As described in the previous paragraphs psychiatric morbidity has been associated with bullying-related behaviours. In addition previous studies have shown a strong association between several socioeconomic variables and psychiatric morbidity [34–36]. Therefore, an important confounding variable in the association between socioeconomic status and bullying is the presence of psychiatric morbidity. Not all previous studies have adjusted for the full spectrum of psychiatric morbidity including sub-threshold forms of illness. It is likely that a more detailed assessment of psychiatric morbidity including also sub-threshold forms of illness could explain part of the confounding and could reduce possible associations between bullying and socioeconomic status.

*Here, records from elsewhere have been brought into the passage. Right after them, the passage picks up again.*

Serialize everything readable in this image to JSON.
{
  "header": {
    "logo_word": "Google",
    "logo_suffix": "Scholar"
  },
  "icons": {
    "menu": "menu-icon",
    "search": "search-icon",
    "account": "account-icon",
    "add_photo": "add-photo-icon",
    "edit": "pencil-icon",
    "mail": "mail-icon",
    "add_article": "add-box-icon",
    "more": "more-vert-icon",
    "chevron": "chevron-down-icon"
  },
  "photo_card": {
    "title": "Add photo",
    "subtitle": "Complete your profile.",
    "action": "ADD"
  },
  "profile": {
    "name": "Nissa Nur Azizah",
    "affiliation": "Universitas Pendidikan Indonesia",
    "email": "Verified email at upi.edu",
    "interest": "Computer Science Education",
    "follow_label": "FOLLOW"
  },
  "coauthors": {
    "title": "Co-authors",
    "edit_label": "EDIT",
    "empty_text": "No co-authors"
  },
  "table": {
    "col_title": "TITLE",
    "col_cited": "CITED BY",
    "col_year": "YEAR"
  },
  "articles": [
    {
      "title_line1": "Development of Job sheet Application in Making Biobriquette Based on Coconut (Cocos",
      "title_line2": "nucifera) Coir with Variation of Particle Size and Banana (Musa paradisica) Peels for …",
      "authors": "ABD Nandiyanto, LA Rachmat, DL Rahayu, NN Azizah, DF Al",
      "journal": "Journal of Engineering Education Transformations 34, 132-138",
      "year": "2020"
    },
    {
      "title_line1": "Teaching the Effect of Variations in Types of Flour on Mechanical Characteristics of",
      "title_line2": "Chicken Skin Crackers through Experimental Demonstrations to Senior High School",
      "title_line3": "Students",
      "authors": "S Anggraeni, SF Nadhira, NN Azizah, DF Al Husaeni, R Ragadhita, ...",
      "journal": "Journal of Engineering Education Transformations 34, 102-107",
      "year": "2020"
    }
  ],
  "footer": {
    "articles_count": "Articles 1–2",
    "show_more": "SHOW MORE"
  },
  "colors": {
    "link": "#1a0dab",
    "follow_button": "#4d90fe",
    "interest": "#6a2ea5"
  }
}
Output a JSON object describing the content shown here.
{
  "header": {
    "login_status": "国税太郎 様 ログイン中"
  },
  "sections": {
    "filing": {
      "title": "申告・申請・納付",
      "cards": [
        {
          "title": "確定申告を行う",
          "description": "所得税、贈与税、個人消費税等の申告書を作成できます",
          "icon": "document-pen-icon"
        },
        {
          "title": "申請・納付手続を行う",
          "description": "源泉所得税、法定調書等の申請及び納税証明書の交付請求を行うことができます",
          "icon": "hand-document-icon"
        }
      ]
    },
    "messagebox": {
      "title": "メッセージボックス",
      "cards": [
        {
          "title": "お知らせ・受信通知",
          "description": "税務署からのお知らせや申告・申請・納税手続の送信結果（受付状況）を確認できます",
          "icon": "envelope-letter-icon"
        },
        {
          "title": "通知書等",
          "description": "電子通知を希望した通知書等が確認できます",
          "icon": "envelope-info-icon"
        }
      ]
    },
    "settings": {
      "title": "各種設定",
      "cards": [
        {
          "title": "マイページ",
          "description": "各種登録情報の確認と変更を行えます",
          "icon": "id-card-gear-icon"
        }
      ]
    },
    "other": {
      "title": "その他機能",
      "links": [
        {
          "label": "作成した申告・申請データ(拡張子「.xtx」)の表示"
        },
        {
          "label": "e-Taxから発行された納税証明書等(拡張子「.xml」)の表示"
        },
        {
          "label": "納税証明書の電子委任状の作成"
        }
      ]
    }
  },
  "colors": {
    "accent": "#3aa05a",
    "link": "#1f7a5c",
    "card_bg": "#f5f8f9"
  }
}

It is noted that confounding is an important issue irrespective of the study design and could influence the results of both cross-sectional and longitudinal studies. Clarifying whether low socioeconomic status is associated with bullying after adjustment for all potential confounding factors may contribute to the discussion about possible causal pathways of bullying-related behaviours.
The aim of the present study was to investigate the association between bullying-related behaviours (being either a victim or a perpetrator or both) and socioeconomic status in a sample of adolescents attending senior high schools in Greece. Since the burden of psychiatric morbidity is significant in adolescence , we explored possible effects of the full spectrum of psychiatric morbidity on the association between bullying and socioeconomic indicators. We made the hypothesis that socioeconomic indicators would be independently associated with bullying-related behaviours after adjusting for psychiatric morbidity. We have also investigated the association of obesity problems with bullying-related behaviours, since there is evidence that obesity or overweight may be associated with both bullying and socioeconomic status [38–40].